= EXCERPTED RECORDS =

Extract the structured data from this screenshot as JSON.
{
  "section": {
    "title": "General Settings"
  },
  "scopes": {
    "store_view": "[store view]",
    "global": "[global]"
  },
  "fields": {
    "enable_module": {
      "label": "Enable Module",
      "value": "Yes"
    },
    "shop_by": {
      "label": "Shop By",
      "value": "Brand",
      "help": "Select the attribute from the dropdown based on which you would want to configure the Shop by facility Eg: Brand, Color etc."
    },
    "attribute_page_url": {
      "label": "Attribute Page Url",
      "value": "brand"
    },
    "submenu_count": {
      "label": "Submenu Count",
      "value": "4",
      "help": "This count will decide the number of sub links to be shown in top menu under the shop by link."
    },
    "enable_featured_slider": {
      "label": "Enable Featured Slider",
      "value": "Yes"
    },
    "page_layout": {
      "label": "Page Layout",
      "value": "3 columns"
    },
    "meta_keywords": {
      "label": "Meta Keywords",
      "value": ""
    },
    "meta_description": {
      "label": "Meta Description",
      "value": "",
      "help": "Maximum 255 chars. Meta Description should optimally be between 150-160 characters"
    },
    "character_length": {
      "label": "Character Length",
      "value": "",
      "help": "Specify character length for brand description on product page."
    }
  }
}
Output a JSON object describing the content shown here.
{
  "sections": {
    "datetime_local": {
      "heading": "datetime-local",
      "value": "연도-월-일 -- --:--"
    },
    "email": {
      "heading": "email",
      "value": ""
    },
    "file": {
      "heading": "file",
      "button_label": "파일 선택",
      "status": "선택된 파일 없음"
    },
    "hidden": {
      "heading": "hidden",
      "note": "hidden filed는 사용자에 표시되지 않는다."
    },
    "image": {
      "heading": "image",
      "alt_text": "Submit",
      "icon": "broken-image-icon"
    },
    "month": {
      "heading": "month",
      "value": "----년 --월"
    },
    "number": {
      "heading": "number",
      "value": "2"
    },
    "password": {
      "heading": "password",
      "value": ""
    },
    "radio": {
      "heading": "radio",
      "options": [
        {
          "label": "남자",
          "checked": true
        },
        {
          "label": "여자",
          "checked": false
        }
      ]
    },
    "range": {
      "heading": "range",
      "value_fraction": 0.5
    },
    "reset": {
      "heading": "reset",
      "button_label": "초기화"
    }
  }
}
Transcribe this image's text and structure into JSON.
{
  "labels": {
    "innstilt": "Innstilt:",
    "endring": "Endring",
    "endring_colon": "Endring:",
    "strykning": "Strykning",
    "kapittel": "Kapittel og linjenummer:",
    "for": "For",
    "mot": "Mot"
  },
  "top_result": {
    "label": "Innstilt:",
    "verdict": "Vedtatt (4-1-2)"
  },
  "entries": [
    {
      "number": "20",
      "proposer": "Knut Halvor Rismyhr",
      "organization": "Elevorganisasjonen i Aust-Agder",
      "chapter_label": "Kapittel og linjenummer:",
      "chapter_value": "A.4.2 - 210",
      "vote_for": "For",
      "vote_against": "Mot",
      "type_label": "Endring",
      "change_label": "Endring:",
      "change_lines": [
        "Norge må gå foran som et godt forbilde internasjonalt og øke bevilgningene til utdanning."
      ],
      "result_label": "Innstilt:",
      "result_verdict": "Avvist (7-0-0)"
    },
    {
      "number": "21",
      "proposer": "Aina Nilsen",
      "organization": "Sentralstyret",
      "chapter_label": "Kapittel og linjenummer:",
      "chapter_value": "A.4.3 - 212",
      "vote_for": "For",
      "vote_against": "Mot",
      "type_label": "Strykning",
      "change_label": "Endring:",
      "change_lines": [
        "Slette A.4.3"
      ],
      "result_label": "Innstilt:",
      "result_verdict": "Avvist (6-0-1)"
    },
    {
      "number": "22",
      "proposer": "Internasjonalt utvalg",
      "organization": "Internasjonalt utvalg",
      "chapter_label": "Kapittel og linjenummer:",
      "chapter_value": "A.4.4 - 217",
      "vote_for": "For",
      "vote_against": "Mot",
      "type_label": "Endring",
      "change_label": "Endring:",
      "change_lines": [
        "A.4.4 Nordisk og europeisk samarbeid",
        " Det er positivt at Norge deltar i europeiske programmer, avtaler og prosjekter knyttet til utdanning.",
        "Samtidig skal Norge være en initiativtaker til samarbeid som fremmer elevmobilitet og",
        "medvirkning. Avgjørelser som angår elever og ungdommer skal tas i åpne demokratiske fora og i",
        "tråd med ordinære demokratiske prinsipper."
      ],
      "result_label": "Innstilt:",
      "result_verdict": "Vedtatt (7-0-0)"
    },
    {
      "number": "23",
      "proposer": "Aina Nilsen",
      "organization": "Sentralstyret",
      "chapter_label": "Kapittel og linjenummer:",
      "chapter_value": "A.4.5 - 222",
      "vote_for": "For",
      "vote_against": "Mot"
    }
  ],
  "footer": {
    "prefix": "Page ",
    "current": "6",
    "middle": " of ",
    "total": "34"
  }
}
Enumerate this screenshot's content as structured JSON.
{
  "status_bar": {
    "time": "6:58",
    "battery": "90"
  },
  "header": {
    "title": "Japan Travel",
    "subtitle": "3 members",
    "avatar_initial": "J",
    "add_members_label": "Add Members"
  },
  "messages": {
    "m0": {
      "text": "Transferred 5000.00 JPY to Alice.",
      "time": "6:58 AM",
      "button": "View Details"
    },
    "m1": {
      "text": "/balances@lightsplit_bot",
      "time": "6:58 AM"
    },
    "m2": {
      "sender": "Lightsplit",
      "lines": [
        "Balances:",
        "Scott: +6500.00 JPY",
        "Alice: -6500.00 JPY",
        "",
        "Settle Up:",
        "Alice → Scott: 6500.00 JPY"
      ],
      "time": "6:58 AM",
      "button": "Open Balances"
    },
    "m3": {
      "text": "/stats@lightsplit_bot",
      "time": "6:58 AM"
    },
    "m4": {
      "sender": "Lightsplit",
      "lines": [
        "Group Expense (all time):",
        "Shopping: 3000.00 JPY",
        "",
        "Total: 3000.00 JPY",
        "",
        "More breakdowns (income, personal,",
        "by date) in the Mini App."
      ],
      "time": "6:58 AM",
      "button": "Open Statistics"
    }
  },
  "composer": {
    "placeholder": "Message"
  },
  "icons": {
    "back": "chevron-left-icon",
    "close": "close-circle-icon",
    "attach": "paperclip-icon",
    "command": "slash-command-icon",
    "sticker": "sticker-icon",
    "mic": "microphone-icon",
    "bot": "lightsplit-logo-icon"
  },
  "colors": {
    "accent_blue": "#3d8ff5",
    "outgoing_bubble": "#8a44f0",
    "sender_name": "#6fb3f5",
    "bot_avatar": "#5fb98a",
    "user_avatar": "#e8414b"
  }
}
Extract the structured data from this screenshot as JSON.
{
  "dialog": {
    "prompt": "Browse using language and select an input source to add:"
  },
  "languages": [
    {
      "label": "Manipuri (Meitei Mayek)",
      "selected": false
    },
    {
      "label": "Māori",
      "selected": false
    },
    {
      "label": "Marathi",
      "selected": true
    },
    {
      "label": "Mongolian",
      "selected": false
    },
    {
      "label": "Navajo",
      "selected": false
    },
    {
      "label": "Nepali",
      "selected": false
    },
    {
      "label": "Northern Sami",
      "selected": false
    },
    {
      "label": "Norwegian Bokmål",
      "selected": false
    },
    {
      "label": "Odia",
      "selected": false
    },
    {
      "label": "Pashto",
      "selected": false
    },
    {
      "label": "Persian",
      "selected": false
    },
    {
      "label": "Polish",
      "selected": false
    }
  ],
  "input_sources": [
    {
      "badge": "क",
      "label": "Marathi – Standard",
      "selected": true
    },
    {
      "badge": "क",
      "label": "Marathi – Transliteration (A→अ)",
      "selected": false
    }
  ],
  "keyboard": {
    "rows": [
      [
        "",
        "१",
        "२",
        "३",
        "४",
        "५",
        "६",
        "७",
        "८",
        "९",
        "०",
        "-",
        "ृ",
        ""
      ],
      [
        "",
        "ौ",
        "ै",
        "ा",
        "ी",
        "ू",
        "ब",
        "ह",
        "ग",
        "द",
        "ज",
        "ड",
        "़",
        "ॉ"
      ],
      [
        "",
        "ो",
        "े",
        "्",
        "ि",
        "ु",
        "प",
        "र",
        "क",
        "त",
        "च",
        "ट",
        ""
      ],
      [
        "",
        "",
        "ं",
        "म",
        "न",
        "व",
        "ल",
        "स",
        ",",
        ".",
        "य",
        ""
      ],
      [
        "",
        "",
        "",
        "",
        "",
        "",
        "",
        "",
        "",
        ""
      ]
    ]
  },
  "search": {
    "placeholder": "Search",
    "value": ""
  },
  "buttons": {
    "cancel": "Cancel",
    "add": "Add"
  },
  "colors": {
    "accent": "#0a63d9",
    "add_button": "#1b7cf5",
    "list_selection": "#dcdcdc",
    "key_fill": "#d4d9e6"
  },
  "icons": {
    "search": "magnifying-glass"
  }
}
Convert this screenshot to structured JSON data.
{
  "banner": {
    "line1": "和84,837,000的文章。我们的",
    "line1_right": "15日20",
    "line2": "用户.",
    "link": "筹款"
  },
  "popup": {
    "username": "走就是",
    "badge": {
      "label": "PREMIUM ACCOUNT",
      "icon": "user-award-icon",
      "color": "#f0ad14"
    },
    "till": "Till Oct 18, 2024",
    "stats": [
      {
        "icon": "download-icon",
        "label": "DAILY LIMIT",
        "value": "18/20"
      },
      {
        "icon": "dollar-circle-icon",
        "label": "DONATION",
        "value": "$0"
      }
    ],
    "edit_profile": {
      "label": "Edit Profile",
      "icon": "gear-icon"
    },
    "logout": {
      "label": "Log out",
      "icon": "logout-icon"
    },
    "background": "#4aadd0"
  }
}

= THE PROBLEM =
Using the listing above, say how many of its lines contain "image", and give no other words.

= RESPONSE FOR THIS EXERCISE =
4